New Virginia law allows uncontested divorce without court hearing statewide, but some of us already do that

Virginia Governor Bob McDonnell has signed House Bill 126, which lets uncontested no-fault divorces -- ones where all issues are settled or one spouse does not participate -- be granted based on an affidavit or written deposition by the plaintiff and a third-party witness, instead of having them testify in person, which most Virginia counties now require. 

Here at Crouch & Crouch we have already been doing that kind of divorce for a few years now, using a streamlined, standardized written deposition process allowed in Fairfax County but not in any other areas where we practice. It has been especially useful since many of our clients are overseas or out of state. But it is also the most comfortable, convenient and economical option for most of our local clients.

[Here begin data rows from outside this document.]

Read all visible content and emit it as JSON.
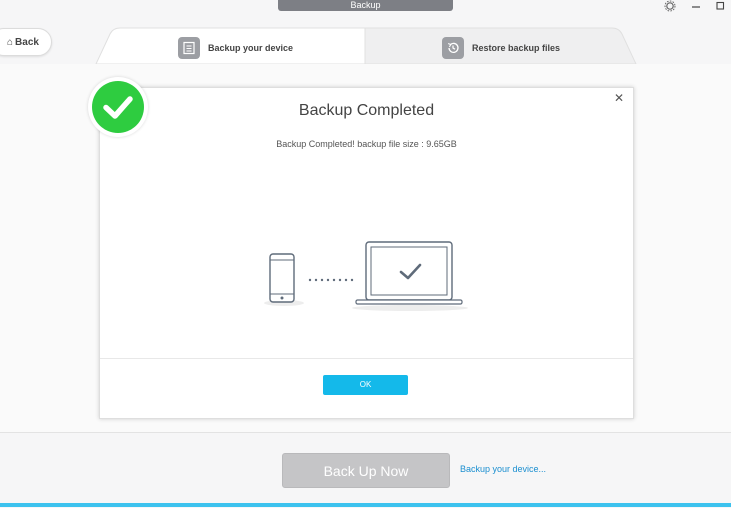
{
  "window": {
    "title": "Backup",
    "settings_icon": "gear-icon",
    "maximize_icon": "maximize-icon"
  },
  "nav": {
    "back_label": "Back"
  },
  "tabs": [
    {
      "label": "Backup your device",
      "icon": "document-list-icon"
    },
    {
      "label": "Restore backup files",
      "icon": "restore-clock-icon"
    }
  ],
  "dialog": {
    "title": "Backup Completed",
    "message": "Backup Completed! backup file size : 9.65GB",
    "ok_label": "OK",
    "close_icon": "close-icon"
  },
  "footer": {
    "backup_now_label": "Back Up Now",
    "backup_link": "Backup your device..."
  },
  "colors": {
    "accent": "#14b9ea",
    "success": "#2ecc40",
    "progress": "#3cc2ee"
  }
}
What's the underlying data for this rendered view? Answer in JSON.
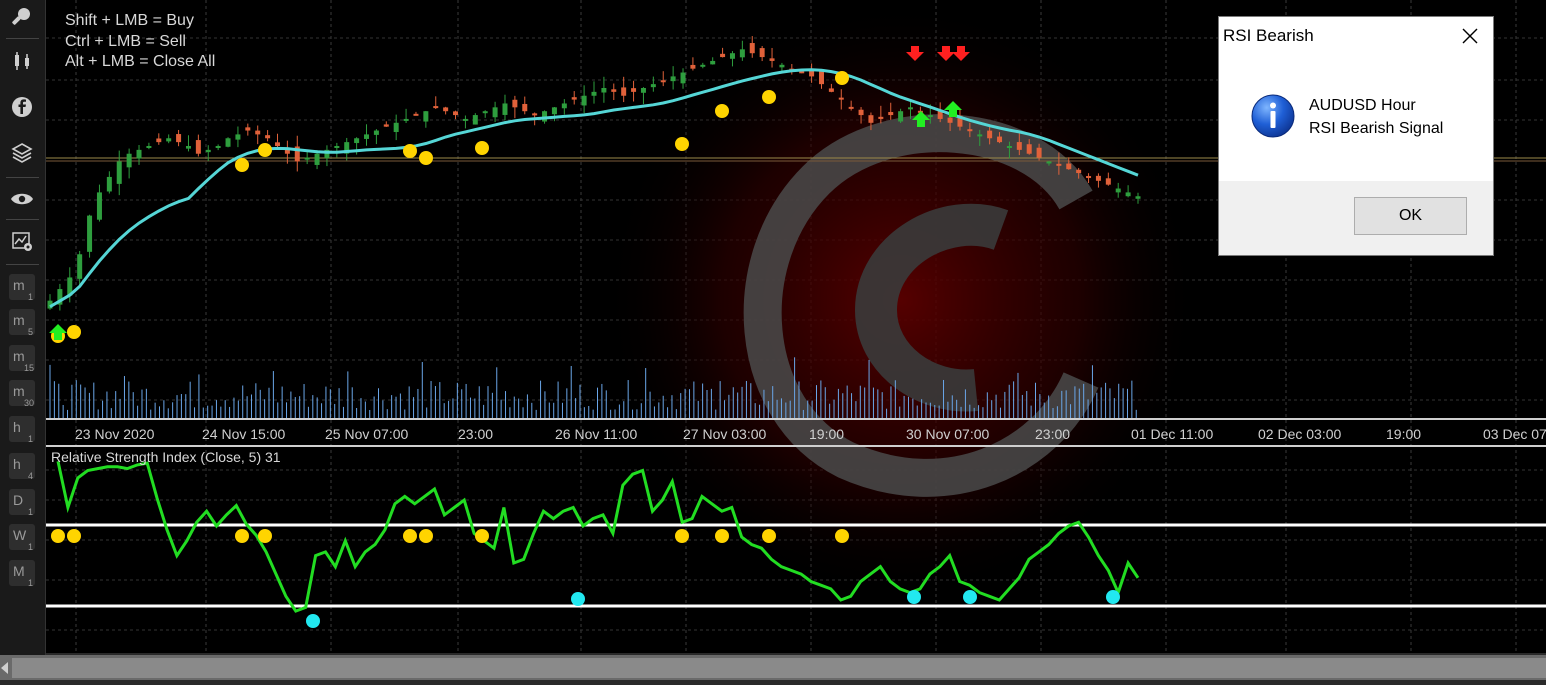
{
  "hotkeys": [
    "Shift + LMB = Buy",
    "Ctrl + LMB = Sell",
    "Alt + LMB = Close All"
  ],
  "toolbar": {
    "timeframes": [
      {
        "letter": "m",
        "sub": "1"
      },
      {
        "letter": "m",
        "sub": "5"
      },
      {
        "letter": "m",
        "sub": "15"
      },
      {
        "letter": "m",
        "sub": "30"
      },
      {
        "letter": "h",
        "sub": "1"
      },
      {
        "letter": "h",
        "sub": "4"
      },
      {
        "letter": "D",
        "sub": "1"
      },
      {
        "letter": "W",
        "sub": "1"
      },
      {
        "letter": "M",
        "sub": "1"
      }
    ]
  },
  "time_axis": [
    "23 Nov 2020",
    "24 Nov 15:00",
    "25 Nov 07:00",
    "23:00",
    "26 Nov 11:00",
    "27 Nov 03:00",
    "19:00",
    "30 Nov 07:00",
    "23:00",
    "01 Dec 11:00",
    "02 Dec 03:00",
    "19:00",
    "03 Dec 07"
  ],
  "indicator": {
    "title": "Relative Strength Index (Close, 5) 31"
  },
  "dialog": {
    "title": "RSI Bearish",
    "icon": "info-icon",
    "message_line1": "AUDUSD Hour",
    "message_line2": "RSI Bearish Signal",
    "ok_label": "OK"
  },
  "colors": {
    "bull_candle": "#2e9e3e",
    "bear_candle": "#e0613a",
    "moving_average": "#55d6d6",
    "rsi_line": "#22dd22",
    "signal_dot_yellow": "#ffd400",
    "signal_dot_cyan": "#22e8f0",
    "sell_arrow": "#ff2020",
    "buy_arrow": "#22ee22",
    "volume": "#6aa6e8"
  },
  "chart_data": {
    "type": "line",
    "symbol": "AUDUSD",
    "timeframe": "Hour",
    "rsi_period": 5,
    "rsi_current": 31,
    "rsi_levels": [
      70,
      30
    ],
    "rsi_series": [
      95,
      70,
      86,
      90,
      91,
      92,
      92,
      91,
      93,
      94,
      75,
      58,
      44,
      52,
      62,
      68,
      60,
      66,
      71,
      61,
      55,
      46,
      34,
      22,
      14,
      16,
      44,
      46,
      38,
      52,
      38,
      46,
      50,
      58,
      72,
      76,
      72,
      76,
      80,
      66,
      70,
      74,
      56,
      52,
      48,
      70,
      40,
      42,
      56,
      68,
      64,
      68,
      70,
      60,
      64,
      66,
      56,
      82,
      88,
      90,
      68,
      74,
      84,
      62,
      64,
      76,
      72,
      68,
      70,
      54,
      50,
      48,
      42,
      38,
      36,
      34,
      30,
      28,
      26,
      20,
      22,
      30,
      34,
      38,
      30,
      26,
      24,
      26,
      34,
      38,
      44,
      30,
      28,
      24,
      22,
      20,
      26,
      32,
      42,
      46,
      50,
      56,
      60,
      62,
      54,
      44,
      36,
      24,
      40,
      32
    ],
    "price_close": [
      30,
      33,
      36,
      42,
      52,
      58,
      62,
      66,
      68,
      69,
      70,
      71,
      72,
      71,
      70,
      68,
      69,
      70,
      72,
      73,
      74,
      73,
      72,
      70,
      68,
      66,
      67,
      68,
      69,
      70,
      71,
      72,
      73,
      74,
      75,
      76,
      77,
      78,
      79,
      80,
      79,
      78,
      77,
      78,
      79,
      80,
      81,
      80,
      79,
      78,
      79,
      80,
      81,
      82,
      83,
      84,
      85,
      84,
      83,
      84,
      85,
      86,
      87,
      88,
      89,
      90,
      91,
      92,
      93,
      94,
      95,
      94,
      93,
      92,
      91,
      90,
      89,
      88,
      86,
      84,
      82,
      80,
      78,
      76,
      77,
      78,
      79,
      80,
      79,
      78,
      77,
      76,
      75,
      74,
      73,
      72,
      71,
      70,
      69,
      68,
      67,
      66,
      65,
      64,
      63,
      62,
      61,
      60,
      59,
      58,
      57
    ],
    "markers": {
      "sell_arrows": 3,
      "buy_arrows": 3
    }
  }
}
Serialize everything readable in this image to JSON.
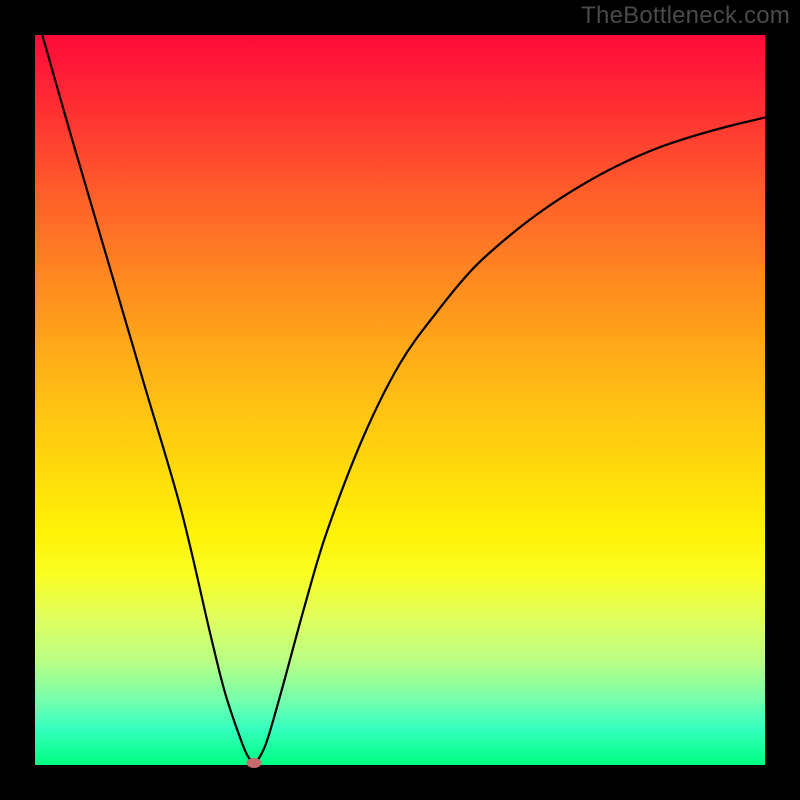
{
  "watermark": "TheBottleneck.com",
  "colors": {
    "page_bg": "#000000",
    "curve": "#000000",
    "marker": "#c56b6b",
    "gradient_top": "#ff0a3a",
    "gradient_bottom": "#00ff80"
  },
  "chart_data": {
    "type": "line",
    "title": "",
    "xlabel": "",
    "ylabel": "",
    "xlim": [
      0,
      100
    ],
    "ylim": [
      0,
      100
    ],
    "grid": false,
    "legend": false,
    "annotations": [],
    "series": [
      {
        "name": "curve",
        "x": [
          1,
          5,
          10,
          15,
          20,
          24,
          26,
          28,
          29,
          30,
          31,
          32,
          34,
          37,
          40,
          45,
          50,
          55,
          60,
          65,
          70,
          75,
          80,
          85,
          90,
          95,
          100
        ],
        "y": [
          100,
          86,
          69,
          52,
          35,
          18,
          10,
          4,
          1.5,
          0.3,
          1.5,
          4,
          11,
          22,
          32,
          45,
          55,
          62,
          68,
          72.5,
          76.3,
          79.5,
          82.2,
          84.4,
          86.1,
          87.5,
          88.7
        ]
      }
    ],
    "marker": {
      "x": 30,
      "y": 0.3
    }
  }
}
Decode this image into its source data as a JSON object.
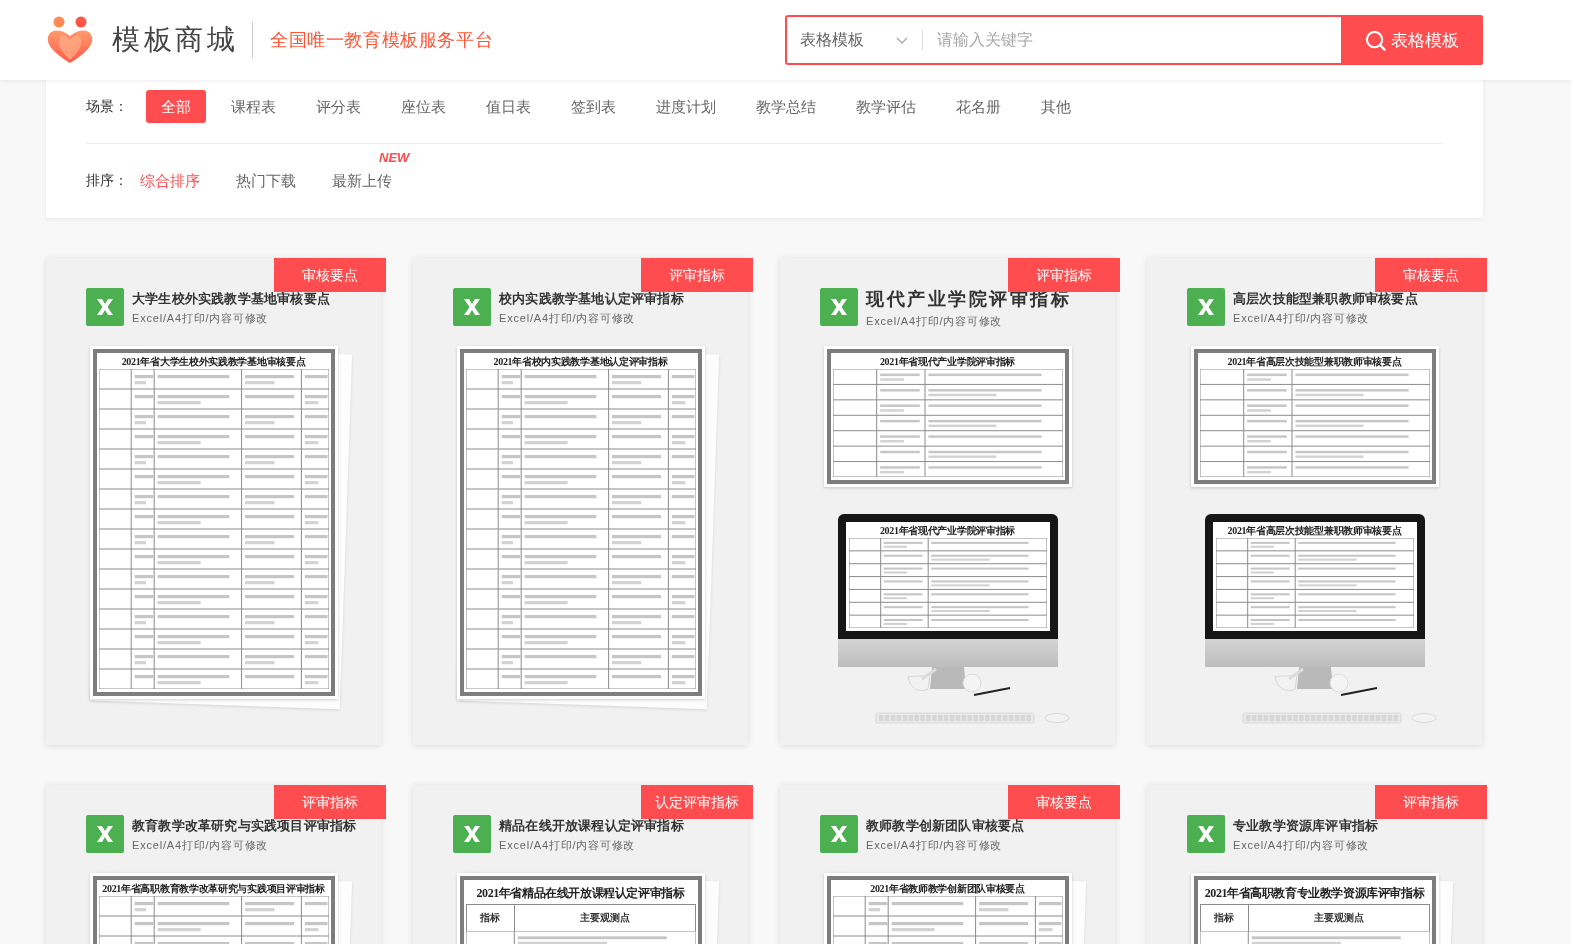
{
  "header": {
    "brand": "模板商城",
    "slogan": "全国唯一教育模板服务平台",
    "search": {
      "category": "表格模板",
      "placeholder": "请输入关键字",
      "button": "表格模板"
    }
  },
  "filters": {
    "scene_label": "场景：",
    "scenes": [
      {
        "label": "全部",
        "selected": true
      },
      {
        "label": "课程表",
        "selected": false
      },
      {
        "label": "评分表",
        "selected": false
      },
      {
        "label": "座位表",
        "selected": false
      },
      {
        "label": "值日表",
        "selected": false
      },
      {
        "label": "签到表",
        "selected": false
      },
      {
        "label": "进度计划",
        "selected": false
      },
      {
        "label": "教学总结",
        "selected": false
      },
      {
        "label": "教学评估",
        "selected": false
      },
      {
        "label": "花名册",
        "selected": false
      },
      {
        "label": "其他",
        "selected": false
      }
    ],
    "sort_label": "排序：",
    "sorts": [
      {
        "label": "综合排序",
        "selected": true
      },
      {
        "label": "热门下载",
        "selected": false
      },
      {
        "label": "最新上传",
        "selected": false,
        "badge": "NEW"
      }
    ]
  },
  "cards": [
    {
      "tag": "审核要点",
      "title": "大学生校外实践教学基地审核要点",
      "title_large": false,
      "subtitle": "Excel/A4打印/内容可修改",
      "preview": {
        "kind": "sheet",
        "title": "2021年省大学生校外实践教学基地审核要点",
        "title_large": false
      }
    },
    {
      "tag": "评审指标",
      "title": "校内实践教学基地认定评审指标",
      "title_large": false,
      "subtitle": "Excel/A4打印/内容可修改",
      "preview": {
        "kind": "sheet",
        "title": "2021年省校内实践教学基地认定评审指标",
        "title_large": false
      }
    },
    {
      "tag": "评审指标",
      "title": "现代产业学院评审指标",
      "title_large": true,
      "subtitle": "Excel/A4打印/内容可修改",
      "preview": {
        "kind": "monitor",
        "title": "2021年省现代产业学院评审指标",
        "screen_title": "2021年省现代产业学院评审指标"
      }
    },
    {
      "tag": "审核要点",
      "title": "高层次技能型兼职教师审核要点",
      "title_large": false,
      "subtitle": "Excel/A4打印/内容可修改",
      "preview": {
        "kind": "monitor",
        "title": "2021年省高层次技能型兼职教师审核要点",
        "screen_title": "2021年省高层次技能型兼职教师审核要点"
      }
    },
    {
      "tag": "评审指标",
      "title": "教育教学改革研究与实践项目评审指标",
      "title_large": false,
      "subtitle": "Excel/A4打印/内容可修改",
      "preview": {
        "kind": "sheet",
        "title": "2021年省高职教育教学改革研究与实践项目评审指标",
        "title_large": false
      }
    },
    {
      "tag": "认定评审指标",
      "title": "精品在线开放课程认定评审指标",
      "title_large": false,
      "subtitle": "Excel/A4打印/内容可修改",
      "preview": {
        "kind": "sheet",
        "title": "2021年省精品在线开放课程认定评审指标",
        "title_large": true,
        "columns": [
          "指标",
          "主要观测点"
        ]
      }
    },
    {
      "tag": "审核要点",
      "title": "教师教学创新团队审核要点",
      "title_large": false,
      "subtitle": "Excel/A4打印/内容可修改",
      "preview": {
        "kind": "sheet",
        "title": "2021年省教师教学创新团队审核要点",
        "title_large": false
      }
    },
    {
      "tag": "评审指标",
      "title": "专业教学资源库评审指标",
      "title_large": false,
      "subtitle": "Excel/A4打印/内容可修改",
      "preview": {
        "kind": "sheet",
        "title": "2021年省高职教育专业教学资源库评审指标",
        "title_large": true,
        "columns": [
          "指标",
          "主要观测点"
        ]
      }
    }
  ]
}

We already offer it in all our uncontested cases, because Virginia law lets spouses agree to do their divorce in counties or cities where they don't live, so long as one spouse is a six-month Virginia resident.

The bill does not change the legal standards to qualify for a divorce, but it regularizes what the plaintiff and witness have to testify about, and how. Currently, requirements for the content, as well as the form, of this testimony varies between cities and counties. One judge I practice with only wants most supporting witnesses to answer four questions -- "Do you know the plaintiff, is his testimony true, have you read the Complaint, is everything in it true?" -- and once granted a divorce before letting the supporting witness talk. In the very next county, one judge demands a very high level of corroboration from the supporting witness, and many lawyers' scripts contain about 30 questions for each witness. Some counties require the testimony to be in court in front of a judge, others allow oral depositions transcribed by a court reporter, and some have oral hearings in front of a court reporter and lawyer appointed as a Commissioner, who then makes a report to the court.


DC non-resident gay divorce bill passes

The bill described earlier on this blog has now been enacted by the City Council and sent to the mayor to be signed, The Washington Post reports.

Does it cover any situations outside of what the Council is contemplating -- people who have moved to states that will not divorce them because they do not recognize gay marriages? Well, it expressly covers only same-sex marriages, but it might allow same-sex divorce when the parties' states or countries lack divorce jurisdiction for some reason other than disapproving of same-sex marriage. The key wording is --

"An action for divorce by persons of the same gender, even if one of or neither party to the marriage is a bona fide resident of the District of Columbia at the time the action is commenced, shall be maintainable if the following apply:

“(A) The marriage was performed in the District of Columbia; and

“(B) Neither party to the marriage resides in a jurisdiction that will maintain an action for divorce; provided that it shall be a rebuttable presumption that a jurisdiction will not maintain an action for divorce if the jurisdiction does not recognize the marriage.

Full bill text here.